There are three genre films coming out this fall that rank amongst the releases I'm anticipating the most this year. One is Linklater's A Scanner Darkly, which I hear might be moved back to next year. The other two are Darren Aronofsky's The Fountain, and the adaptation of Alan Moore's V For Vendetta.

I'm been following the progress of the former ever since it was first rumored (by Aronofsky himself at the screening of Requiem we met him at), announced (with the initial title The Last Man), and then, just before production was to begin, canceled. It was really disappointing news. Every hint of the plot that seeped through sounded quite extraordinary - a really daring, intelligent and uncommercial science fiction film - the kind that studios rarely get behind. (Why must we equate amazing with uncommercial? That's so depressing.) But since then, the script was rewritten, the film recast, and just last month photography quietly wrapped.
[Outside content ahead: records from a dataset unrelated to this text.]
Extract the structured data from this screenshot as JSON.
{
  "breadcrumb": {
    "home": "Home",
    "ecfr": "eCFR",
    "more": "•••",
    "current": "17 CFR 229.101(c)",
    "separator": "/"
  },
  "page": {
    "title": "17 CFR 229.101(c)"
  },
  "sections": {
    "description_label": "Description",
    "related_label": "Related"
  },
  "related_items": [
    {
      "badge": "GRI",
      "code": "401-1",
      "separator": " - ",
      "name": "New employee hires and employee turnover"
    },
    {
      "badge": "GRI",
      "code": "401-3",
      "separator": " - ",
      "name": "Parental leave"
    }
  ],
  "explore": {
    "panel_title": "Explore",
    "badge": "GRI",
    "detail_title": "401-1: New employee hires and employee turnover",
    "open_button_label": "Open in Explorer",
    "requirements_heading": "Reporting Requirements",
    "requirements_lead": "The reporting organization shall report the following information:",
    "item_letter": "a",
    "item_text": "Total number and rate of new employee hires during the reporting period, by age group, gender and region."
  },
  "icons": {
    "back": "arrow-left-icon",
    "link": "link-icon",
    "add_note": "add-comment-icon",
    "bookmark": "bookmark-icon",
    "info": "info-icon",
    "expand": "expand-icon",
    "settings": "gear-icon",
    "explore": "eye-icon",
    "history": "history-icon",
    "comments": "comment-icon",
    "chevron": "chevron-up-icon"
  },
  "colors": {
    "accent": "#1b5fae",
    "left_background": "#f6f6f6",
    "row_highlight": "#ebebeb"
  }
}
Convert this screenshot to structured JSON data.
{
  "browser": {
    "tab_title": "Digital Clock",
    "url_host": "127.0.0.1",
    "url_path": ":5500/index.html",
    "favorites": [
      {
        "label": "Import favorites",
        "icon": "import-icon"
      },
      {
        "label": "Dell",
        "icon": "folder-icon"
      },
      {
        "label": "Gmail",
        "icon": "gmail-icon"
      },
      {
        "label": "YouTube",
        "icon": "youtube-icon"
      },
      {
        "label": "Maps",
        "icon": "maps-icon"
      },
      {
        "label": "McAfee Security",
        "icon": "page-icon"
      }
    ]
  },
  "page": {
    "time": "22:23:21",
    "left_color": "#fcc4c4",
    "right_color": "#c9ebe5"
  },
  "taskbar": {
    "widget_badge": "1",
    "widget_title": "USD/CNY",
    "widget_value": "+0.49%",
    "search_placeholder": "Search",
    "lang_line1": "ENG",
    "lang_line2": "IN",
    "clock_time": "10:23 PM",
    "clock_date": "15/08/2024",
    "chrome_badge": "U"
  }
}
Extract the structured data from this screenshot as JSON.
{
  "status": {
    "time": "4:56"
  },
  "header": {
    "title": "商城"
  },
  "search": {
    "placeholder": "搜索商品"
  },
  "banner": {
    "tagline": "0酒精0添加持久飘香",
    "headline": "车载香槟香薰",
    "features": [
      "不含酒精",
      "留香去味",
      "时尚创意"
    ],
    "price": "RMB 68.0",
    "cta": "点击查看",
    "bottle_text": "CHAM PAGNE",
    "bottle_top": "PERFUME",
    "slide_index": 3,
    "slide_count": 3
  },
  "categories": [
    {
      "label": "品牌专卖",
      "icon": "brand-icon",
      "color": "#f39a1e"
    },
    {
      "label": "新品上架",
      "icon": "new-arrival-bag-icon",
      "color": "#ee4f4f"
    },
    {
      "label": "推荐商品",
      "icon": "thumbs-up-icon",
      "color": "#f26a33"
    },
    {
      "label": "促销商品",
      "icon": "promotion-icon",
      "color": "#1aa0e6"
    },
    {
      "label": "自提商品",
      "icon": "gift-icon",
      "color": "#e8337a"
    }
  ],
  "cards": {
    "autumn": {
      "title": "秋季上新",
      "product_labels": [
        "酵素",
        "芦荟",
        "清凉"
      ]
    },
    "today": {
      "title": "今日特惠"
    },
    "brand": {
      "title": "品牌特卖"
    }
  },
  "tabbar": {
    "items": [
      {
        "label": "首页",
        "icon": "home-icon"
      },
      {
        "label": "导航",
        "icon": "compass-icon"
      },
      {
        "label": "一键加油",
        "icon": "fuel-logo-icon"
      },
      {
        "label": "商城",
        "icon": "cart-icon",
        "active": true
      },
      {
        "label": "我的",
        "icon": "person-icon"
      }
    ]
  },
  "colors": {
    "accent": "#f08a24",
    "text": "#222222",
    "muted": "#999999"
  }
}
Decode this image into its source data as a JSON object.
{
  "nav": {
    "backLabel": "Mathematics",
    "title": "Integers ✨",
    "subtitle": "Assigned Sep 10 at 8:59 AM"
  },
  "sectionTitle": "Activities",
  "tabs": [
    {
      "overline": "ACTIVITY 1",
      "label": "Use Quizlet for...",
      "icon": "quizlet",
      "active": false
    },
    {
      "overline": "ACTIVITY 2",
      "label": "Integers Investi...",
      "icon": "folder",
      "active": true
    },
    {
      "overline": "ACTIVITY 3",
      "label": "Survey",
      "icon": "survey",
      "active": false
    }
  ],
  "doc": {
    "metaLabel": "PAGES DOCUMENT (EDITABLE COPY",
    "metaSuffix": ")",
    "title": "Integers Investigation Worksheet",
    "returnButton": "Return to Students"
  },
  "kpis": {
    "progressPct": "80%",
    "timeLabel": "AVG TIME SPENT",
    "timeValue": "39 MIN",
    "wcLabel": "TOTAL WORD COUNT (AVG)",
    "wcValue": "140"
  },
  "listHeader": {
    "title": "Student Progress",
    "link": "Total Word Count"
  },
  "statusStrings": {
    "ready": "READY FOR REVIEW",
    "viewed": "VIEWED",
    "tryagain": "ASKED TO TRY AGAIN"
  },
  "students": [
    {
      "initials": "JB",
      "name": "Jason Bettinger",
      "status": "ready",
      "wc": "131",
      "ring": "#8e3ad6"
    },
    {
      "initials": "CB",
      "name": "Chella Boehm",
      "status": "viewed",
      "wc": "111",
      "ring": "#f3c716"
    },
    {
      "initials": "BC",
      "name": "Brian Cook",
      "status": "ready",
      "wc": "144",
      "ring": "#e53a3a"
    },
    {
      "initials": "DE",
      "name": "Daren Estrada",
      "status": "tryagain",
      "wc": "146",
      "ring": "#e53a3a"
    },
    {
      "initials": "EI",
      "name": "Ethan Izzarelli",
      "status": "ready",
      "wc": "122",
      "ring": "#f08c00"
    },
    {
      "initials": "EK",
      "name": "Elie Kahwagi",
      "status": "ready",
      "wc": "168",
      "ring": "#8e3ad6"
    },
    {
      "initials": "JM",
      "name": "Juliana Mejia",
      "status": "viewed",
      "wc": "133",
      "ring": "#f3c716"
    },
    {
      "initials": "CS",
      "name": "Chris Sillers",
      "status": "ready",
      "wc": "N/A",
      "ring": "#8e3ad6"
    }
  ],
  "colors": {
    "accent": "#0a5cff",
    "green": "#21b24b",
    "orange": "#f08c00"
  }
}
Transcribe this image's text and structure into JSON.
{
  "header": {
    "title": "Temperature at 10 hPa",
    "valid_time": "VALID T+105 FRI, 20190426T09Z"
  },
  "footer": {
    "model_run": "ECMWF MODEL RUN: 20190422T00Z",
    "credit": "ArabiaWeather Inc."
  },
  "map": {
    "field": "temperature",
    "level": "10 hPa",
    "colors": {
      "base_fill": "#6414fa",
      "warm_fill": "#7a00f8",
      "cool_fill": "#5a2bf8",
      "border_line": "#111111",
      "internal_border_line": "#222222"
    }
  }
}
The two shots to the right are the first images to surface online; Moriarty from AICN visited the set earlier in February, but his report isn't up yet.

Hopefully, the project's two-year stasis was for the best. Aronofsky's been attached to quite a few different projects since Requiem, most of which have fallen through or been stuck in development hell, and through them all this seems like the only one he's been really passionate about. I can't wait to find out what it's actually about.

More recently, I became very excited, very quickly about the adaptation of V For Vendetta, which, for my money, is Alan Moore's second best work (of those I've read) after the incomparable From Hell. I first read it in high school (in theater class, to be exact) and, like any property that I loved, entertained daydreams about one day directing an adaptation of it myself. I knew the Wachowskis had written a screenplay for it years ago, but its sudden greenlight was a surprise announcement early this year, with pre-production having already taken place in relative secrecy in Berlin. Now, normally, I wouldn't expect terribly profound things from the combination of Joel Silver, The Wachowskis, and a first time director (James McTiegue is his name) - but the source material is so strong (and so much more conducive to a cinematic adaptation than Moore's Watchmen, which is currently being developed and which Aronofsky, incidentally, abandoned when The Fountain picked up steam) and the respect with which everyone seems to be treating it (as suggested at the press conference) gives me quite a bit of hope. Likewise, the casting of Natalie Portman in the lead adds quite a bit of credence to the project, especially given her political activism of late. Add to that the fact that, other than Portman, there are no big names in the cast; and that the film is actually going to be released on November 4th to coincide with the 100th anniversary of Guy Fawks day; and it becomes clear that everyone involved considers this a pretty important picture and not just a potential sci-fi blockbuster (which, given the subject matter, it most likely won't be - another depressing fact). The film just started shooting, and Warner Brothers already has a website up.

Both this film and The Fountain are probably doomed, in most respects, to a fairly lukewarm response from the public - I hate to underestimate people, but look what happened with Soderbergh and Solaris. What's exciting, aside from the potential of the films themselves, is the fact that they are being made. I don't know the first thing about business, but some projects just don't seem to make any sense from a commercial perspective; that they're greenlit anyway seems to me indicative that there are people in the business who understand that this commercial perspective is ultimately not what film is about at all. These days, particularly, it seems that the film that are being remembered are the ones that initially don't make any money; when art is concerned, posterity is the ultimate bottom line.

Posted by David Lowery at March 10, 2005 2:46 AM